We're huge fans of the clever AdWords releases that flow out of Google on a regular
basis and they sure didn't disappoint on this one. We all know about the remarketing audiences available for the display network, but have you noticed of late (oh for about a year or so now) that there are two columns for the audience count? That's right, there is now a count of people in any given audience who are available for targeting in the search network! But how does that work you may ask? Well let me tell ya....
But first, what is the difference between the search count and the display count after all? Well it was explained to me by a Google rep, that should someone be signed into their Google account, while they came to your site, they are available for remarketing in the display network, but not the search network. I was told at the time, that it was due to privacy concerns....... rrrrrrrrright. Regardless, it's still a tool that can be used in powerful ways even if you can't use it on all of your visitors. There are two ways in which we have been successfully using this feature for our clients to 'push' ads to higher positions in the search network with the remarketing lists. We'll have a step by step guide at the end of this post, so you can get started too.
The first and easiest way is to simply apply a Bid Only modifier to your existing search campaigns. This option allows anyone to search on your keywords, but when someone who is in the selected audience searches, your bid is higher.
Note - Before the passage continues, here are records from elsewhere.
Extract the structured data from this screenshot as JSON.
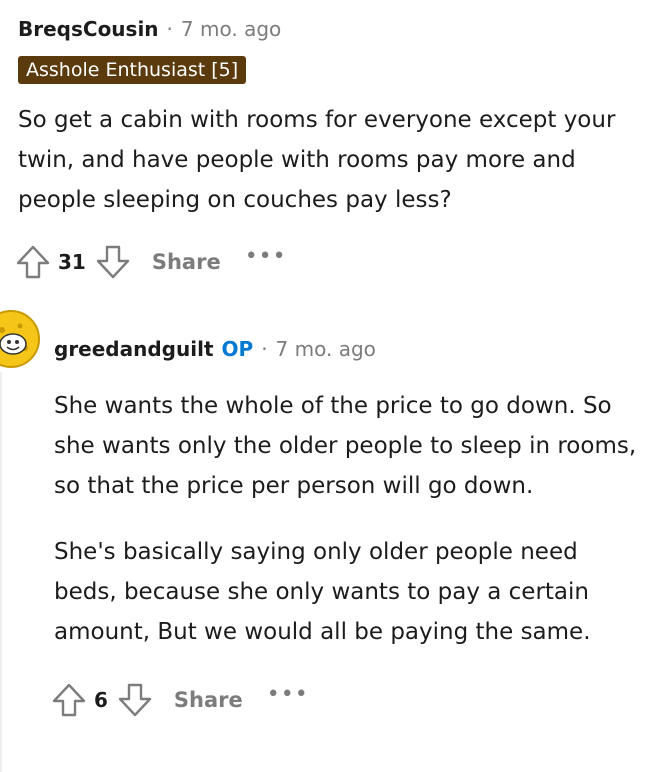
{
  "comment1": {
    "username": "BreqsCousin",
    "separator": "·",
    "time": "7 mo. ago",
    "flair": "Asshole Enthusiast [5]",
    "body": "So get a cabin with rooms for everyone except your twin, and have people with rooms pay more and people sleeping on couches pay less?",
    "score": "31",
    "share_label": "Share",
    "more_label": "•••"
  },
  "comment2": {
    "username": "greedandguilt",
    "op_label": "OP",
    "separator": "·",
    "time": "7 mo. ago",
    "paragraphs": [
      "She wants the whole of the price to go down. So she wants only the older people to sleep in rooms, so that the price per person will go down.",
      "She's basically saying only older people need beds, because she only wants to pay a certain amount, But we would all be paying the same."
    ],
    "score": "6",
    "share_label": "Share",
    "more_label": "•••"
  },
  "icons": {
    "upvote": "upvote-arrow-icon",
    "downvote": "downvote-arrow-icon",
    "avatar": "snoo-avatar"
  },
  "colors": {
    "flair_bg": "#5b3b0d",
    "op": "#0079d3",
    "meta_gray": "#7c7c7c",
    "avatar_yellow": "#f5c518"
  }
}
Basically you cross reference your search ad groups with remarketing lists and set a bid adjustment per list. For instance, when someone who has been to my site, but didn't purchase in the last X days searches on one of my ads, I set the bid to increase by 25% for that person. The idea being that the familiarity with my site should improve the conversion rate, so therefore I can normally spend more per click on those folks. And we know that a higher bid usually means a higher position, and more volume.
We also append the buyers audience to our groups as well, because as any good catalog marketer will tell you, one of the best indicators of purchasing behavior is recency. A recent buyer is very likely to purchase again. For this year, we may apply a 50% increase to people in this audience, to be more certain our ads are in a higher position when this person searches on our product keywords. Of course you can apply the opposite principal if you have an audience that you know is less likely to purchase at all, or a specific group of items based on website behavior, and use a negative bid adjustment.
Target and Bid
The second, and really more incremental method we employ is using these audiences to bid on very short tail keywords that wouldn't otherwise work. As I stated earlier, when someone is already familiar with you, they are more likely to purchase. That means, those 'valentines gifts for him' keywords that only work for the big names, now are suddenly in the playing for you as well. We like to keep these campaigns separate from the others though since they are not simply bid modifiers, but rather targeting campaigns. And that is exactly the audience targeting option that is selected for this process: Target and Bid. Create your new search campaign as you normally would with your short tail keywords, ads, etc. And then apply your remarketing lists to each ad group. This time, since you selected Target and Bid, you don't have to set a modifier because your regular CPC bid is what runs the show. That is because your ads will show ONLY to those who are in the audience AND search on your terms.
How it's Done
Navigate to desired search campaign and ad group
Select the 'Audiences' tab
Select the 'Add Targeting' drop down
Select the 'Interests and Remarketing'
Move your desired lists from the left box to right by clicking the arrow corresponding with your list
Select 'Bid Only' or 'Target and Bid' based on your objective
Select 'Save' at the bottom of the page
Set the bid adjustment for each list as necessary
Pat self on back for job well done